Saturday night will remain Hockey Night in Canada on CBC.
The NHL confirmed Tuesday that the CBC has secured English-language rights to games in a sub-licensing agreement with Rogers Communications.
The 12-year, $5.232 billion deal through 2025-26 between the NHL and Rogers is the largest media rights agreement in league history and subject to approval by the league's board of governors at a meeting in in Pebble Beach, Calif., on Dec. 9-10.
I can't think of a reason why this won't be approved. It's a shame NBC doesn't follow the lead of the CBC and make the same kind of commitment to broadcast more games on their free main television network.
Third Degree Assault is defined as "knowingly or recklessly causing bodily injury to another person." (In rare cases, a different definition is used based on accidentally causing injury with a deadly weapon.) Notice that there has to be "injury" in order for the charge to be supported. However, pain, by itself, constitutes injury - even if there was no physical damage to the person assaulted. As shown in the table above, the maximum sentence for this type of assault is two years in the county jail.
The evidence lead to the charge being laid. I seriously doubt that this will affect his induction into the HHoF.
The National Hockey League is always looking for ways to improve its accuracy rate when it comes to ruling on controversial goals.
NHL Hockey Operations is expected to meet with a group in the near future that has designed a camera system that can be installed in the posts of the nets. This system may provide a more clear view of the goal line and by design may assist the league in determining - conclusively - whether or not the puck crosses the line.
This meeting was planned well before Tuesday night's game between the Philadelphia Flyers and Ottawa Senators where midway through the third period, it appeared Ottawa's Kyle Turris had given his team a 3-2 edge. Turris' shot ricocheted off both of Nicklas Grossmann's skates and from the camera angles provided, it seemingly crossed the goal line.
Veteran referee Paul Devorski immediately waved off the goal and a lengthy video review was unable to warrant overturning the call on the ice.

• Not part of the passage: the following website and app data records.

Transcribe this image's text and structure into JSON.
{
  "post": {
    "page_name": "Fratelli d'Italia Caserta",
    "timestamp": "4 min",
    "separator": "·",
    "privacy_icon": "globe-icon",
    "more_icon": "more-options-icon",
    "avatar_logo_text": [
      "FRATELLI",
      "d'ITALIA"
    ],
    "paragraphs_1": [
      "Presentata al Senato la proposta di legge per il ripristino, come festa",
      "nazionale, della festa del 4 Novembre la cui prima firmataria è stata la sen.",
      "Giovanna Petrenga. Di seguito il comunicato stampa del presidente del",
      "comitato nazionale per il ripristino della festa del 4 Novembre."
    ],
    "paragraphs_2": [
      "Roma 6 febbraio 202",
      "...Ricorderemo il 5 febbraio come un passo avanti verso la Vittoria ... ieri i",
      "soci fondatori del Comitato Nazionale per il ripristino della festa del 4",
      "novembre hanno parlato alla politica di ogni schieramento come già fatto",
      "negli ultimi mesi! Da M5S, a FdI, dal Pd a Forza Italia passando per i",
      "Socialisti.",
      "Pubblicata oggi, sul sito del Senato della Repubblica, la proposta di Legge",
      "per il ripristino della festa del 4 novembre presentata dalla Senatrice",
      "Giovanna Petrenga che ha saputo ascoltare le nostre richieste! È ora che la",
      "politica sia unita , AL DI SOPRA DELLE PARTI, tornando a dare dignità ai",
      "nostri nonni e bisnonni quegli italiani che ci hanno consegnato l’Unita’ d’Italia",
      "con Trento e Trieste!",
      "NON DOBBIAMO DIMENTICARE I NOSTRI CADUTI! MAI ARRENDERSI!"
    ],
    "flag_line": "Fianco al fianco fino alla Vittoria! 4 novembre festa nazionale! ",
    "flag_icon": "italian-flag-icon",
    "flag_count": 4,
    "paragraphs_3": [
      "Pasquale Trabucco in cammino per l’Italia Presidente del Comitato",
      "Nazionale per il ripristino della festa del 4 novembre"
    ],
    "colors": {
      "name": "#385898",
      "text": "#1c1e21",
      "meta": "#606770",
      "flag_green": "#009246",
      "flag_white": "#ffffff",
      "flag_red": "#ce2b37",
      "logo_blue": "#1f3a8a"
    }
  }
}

I've believed that this sort of technology has been long over due. I think it would rub the referees the wrong way, especially after Uncle Gary has "pumped their tires" during the length of his administration (save for the threats of bringing in scab replacements), saying the League has the "best officials of any major sport". However, I also think that the League has been woefully slow in attempting to put properly trained on-ice officials in their games; Bettman telling telling the world about the great job his officials are doing doesn't necessarily make it so.

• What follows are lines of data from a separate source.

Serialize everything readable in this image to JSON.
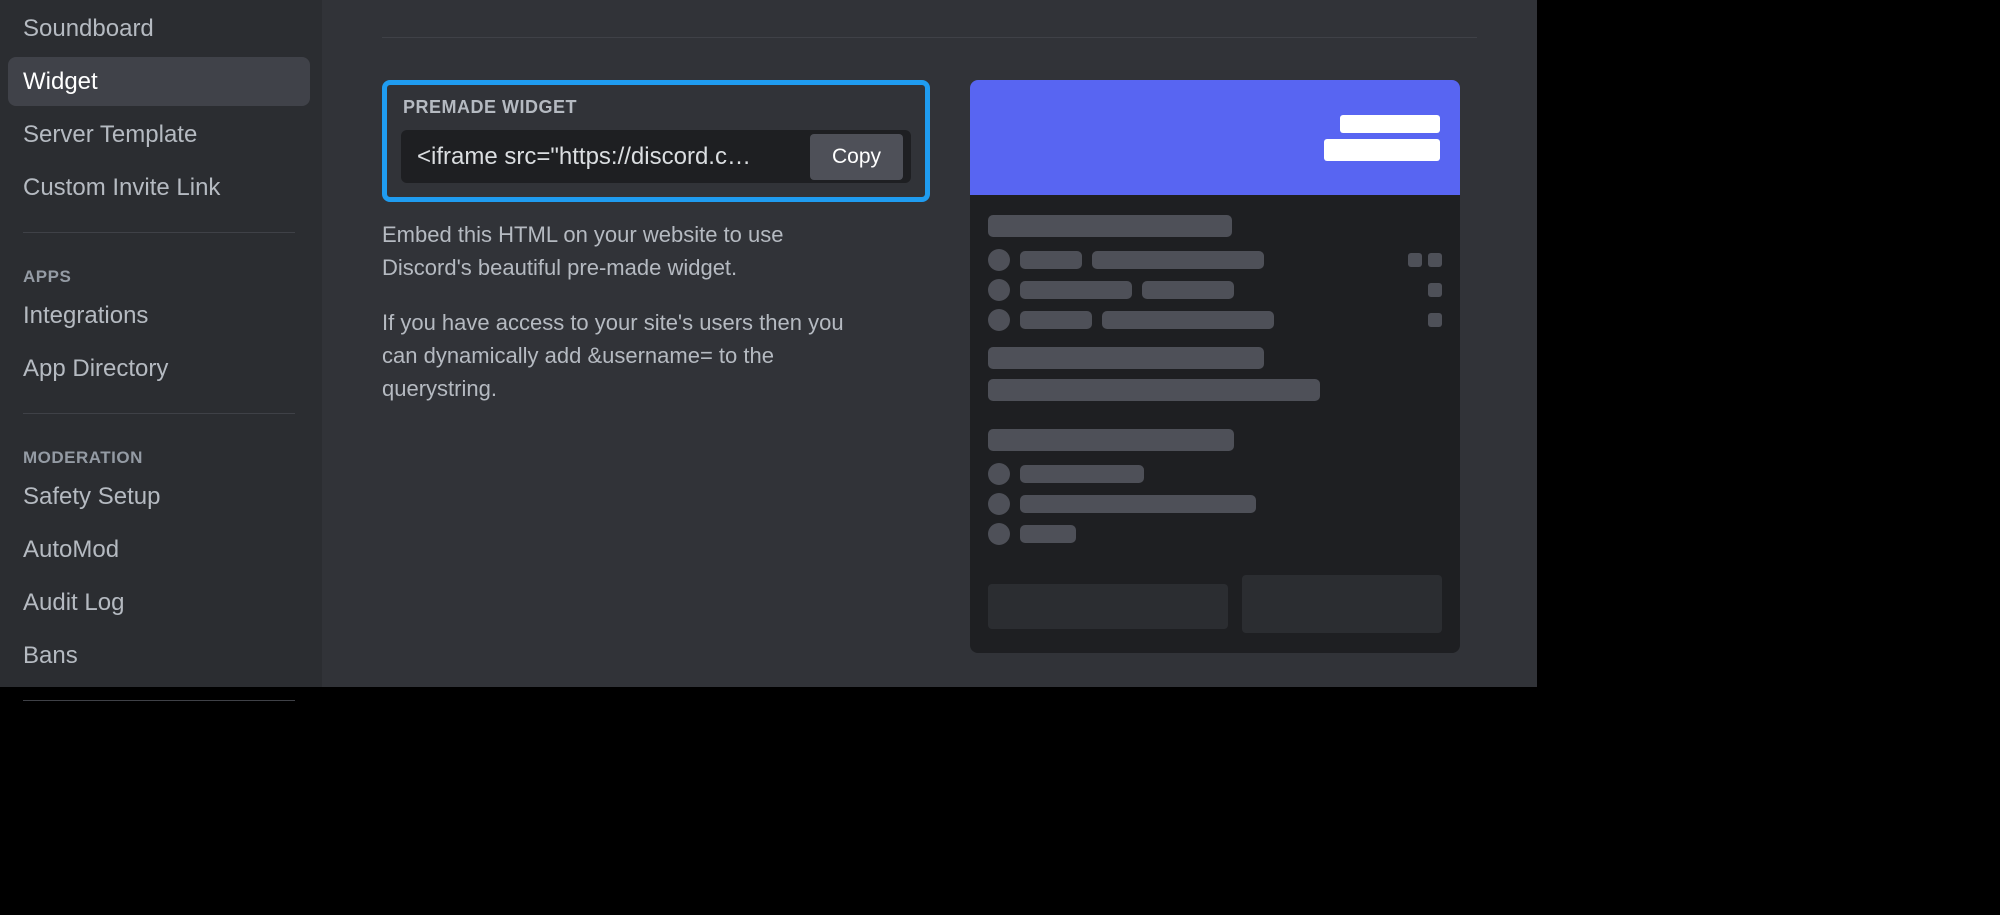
{
  "sidebar": {
    "items_top": [
      {
        "label": "Soundboard"
      },
      {
        "label": "Widget"
      },
      {
        "label": "Server Template"
      },
      {
        "label": "Custom Invite Link"
      }
    ],
    "active_index": 1,
    "section_apps": "APPS",
    "items_apps": [
      {
        "label": "Integrations"
      },
      {
        "label": "App Directory"
      }
    ],
    "section_mod": "MODERATION",
    "items_mod": [
      {
        "label": "Safety Setup"
      },
      {
        "label": "AutoMod"
      },
      {
        "label": "Audit Log"
      },
      {
        "label": "Bans"
      }
    ]
  },
  "premade": {
    "title": "PREMADE WIDGET",
    "code": "<iframe src=\"https://discord.c…",
    "copy_label": "Copy",
    "desc1": "Embed this HTML on your website to use Discord's beautiful pre-made widget.",
    "desc2": "If you have access to your site's users then you can dynamically add &username= to the querystring."
  }
}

I doubt that this "new technology" is going to appear anytime soon, but...
TORONTO -- Ken Holland has long been one of the leading proponents of extending overtime to decide more games before going to a shootout, and the Detroit Red Wings general manager said Tuesday he thinks support for such an action is growing among his peers.

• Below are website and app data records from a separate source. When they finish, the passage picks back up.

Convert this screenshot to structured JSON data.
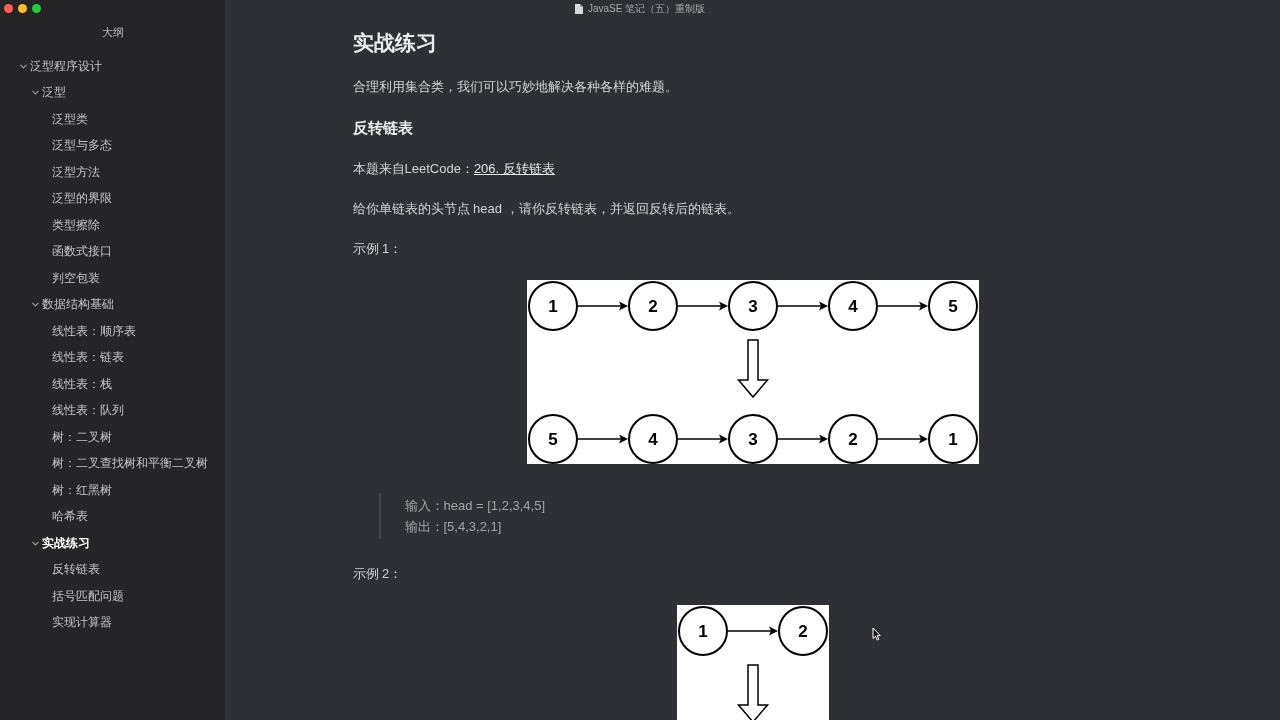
{
  "window": {
    "title": "JavaSE 笔记（五）重制版"
  },
  "sidebar": {
    "title": "大纲",
    "items": [
      {
        "label": "泛型程序设计",
        "expanded": true,
        "selected": false,
        "children": [
          {
            "label": "泛型",
            "expanded": true,
            "selected": false,
            "children": [
              {
                "label": "泛型类",
                "selected": false
              },
              {
                "label": "泛型与多态",
                "selected": false
              },
              {
                "label": "泛型方法",
                "selected": false
              },
              {
                "label": "泛型的界限",
                "selected": false
              },
              {
                "label": "类型擦除",
                "selected": false
              },
              {
                "label": "函数式接口",
                "selected": false
              },
              {
                "label": "判空包装",
                "selected": false
              }
            ]
          },
          {
            "label": "数据结构基础",
            "expanded": true,
            "selected": false,
            "children": [
              {
                "label": "线性表：顺序表",
                "selected": false
              },
              {
                "label": "线性表：链表",
                "selected": false
              },
              {
                "label": "线性表：栈",
                "selected": false
              },
              {
                "label": "线性表：队列",
                "selected": false
              },
              {
                "label": "树：二叉树",
                "selected": false
              },
              {
                "label": "树：二叉查找树和平衡二叉树",
                "selected": false
              },
              {
                "label": "树：红黑树",
                "selected": false
              },
              {
                "label": "哈希表",
                "selected": false
              }
            ]
          },
          {
            "label": "实战练习",
            "expanded": true,
            "selected": true,
            "children": [
              {
                "label": "反转链表",
                "selected": false
              },
              {
                "label": "括号匹配问题",
                "selected": false
              },
              {
                "label": "实现计算器",
                "selected": false
              }
            ]
          }
        ]
      }
    ]
  },
  "document": {
    "blocks": [
      {
        "kind": "heading1",
        "text": "实战练习"
      },
      {
        "kind": "paragraph",
        "text": "合理利用集合类，我们可以巧妙地解决各种各样的难题。"
      },
      {
        "kind": "heading3",
        "text": "反转链表"
      },
      {
        "kind": "paragraph",
        "text": "本题来自LeetCode：",
        "link": "206. 反转链表"
      },
      {
        "kind": "paragraph",
        "text": "给你单链表的头节点 head ，请你反转链表，并返回反转后的链表。"
      },
      {
        "kind": "paragraph",
        "text": "示例 1："
      },
      {
        "kind": "figure",
        "before": [
          "1",
          "2",
          "3",
          "4",
          "5"
        ],
        "after": [
          "5",
          "4",
          "3",
          "2",
          "1"
        ]
      },
      {
        "kind": "quote",
        "lines": [
          "输入：head = [1,2,3,4,5]",
          "输出：[5,4,3,2,1]"
        ]
      },
      {
        "kind": "paragraph",
        "text": "示例 2："
      },
      {
        "kind": "figure",
        "before": [
          "1",
          "2"
        ]
      }
    ]
  }
}
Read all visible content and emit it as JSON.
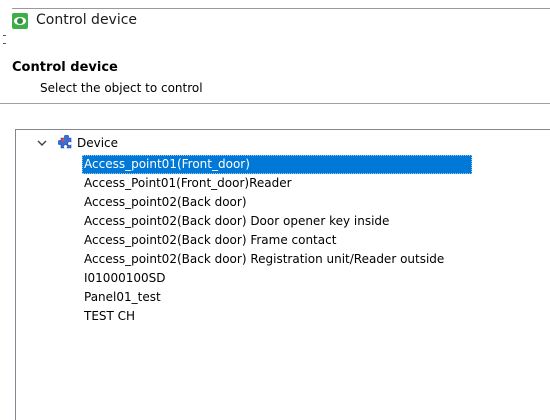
{
  "window": {
    "title": "Control device",
    "icon": "eye-icon",
    "accent_color": "#3fae49"
  },
  "header": {
    "title": "Control device",
    "subtitle": "Select the object to control"
  },
  "tree": {
    "root": {
      "label": "Device",
      "icon": "device-puzzle-icon",
      "expanded": true
    },
    "selected_color": "#0078d7",
    "items": [
      {
        "label": "Access_point01(Front_door)",
        "selected": true
      },
      {
        "label": "Access_Point01(Front_door)Reader",
        "selected": false
      },
      {
        "label": "Access_point02(Back door)",
        "selected": false
      },
      {
        "label": "Access_point02(Back door) Door opener key inside",
        "selected": false
      },
      {
        "label": "Access_point02(Back door) Frame contact",
        "selected": false
      },
      {
        "label": "Access_point02(Back door) Registration unit/Reader outside",
        "selected": false
      },
      {
        "label": "I01000100SD",
        "selected": false
      },
      {
        "label": "Panel01_test",
        "selected": false
      },
      {
        "label": "TEST CH",
        "selected": false
      }
    ]
  }
}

Overtime was one of the popular subjects at the GMs meeting in Toronto. Holland has proposed in the past to have five minutes of 4-on-4 overtime followed by five minutes of 3-on-3 before going to a shootout.
Reinventing the wheel? As stated above, this proposal of extending the length of the overtime period has been presented before. Is this s case of the General Managers souring on the idea of the shootout (a "gift" from Uncle Gary after Lockout One)? Overall, is the basic idea of a longer overtime period in the regular season good/bad/indifferent for the "greatest fans in the world", players and the game as a whole.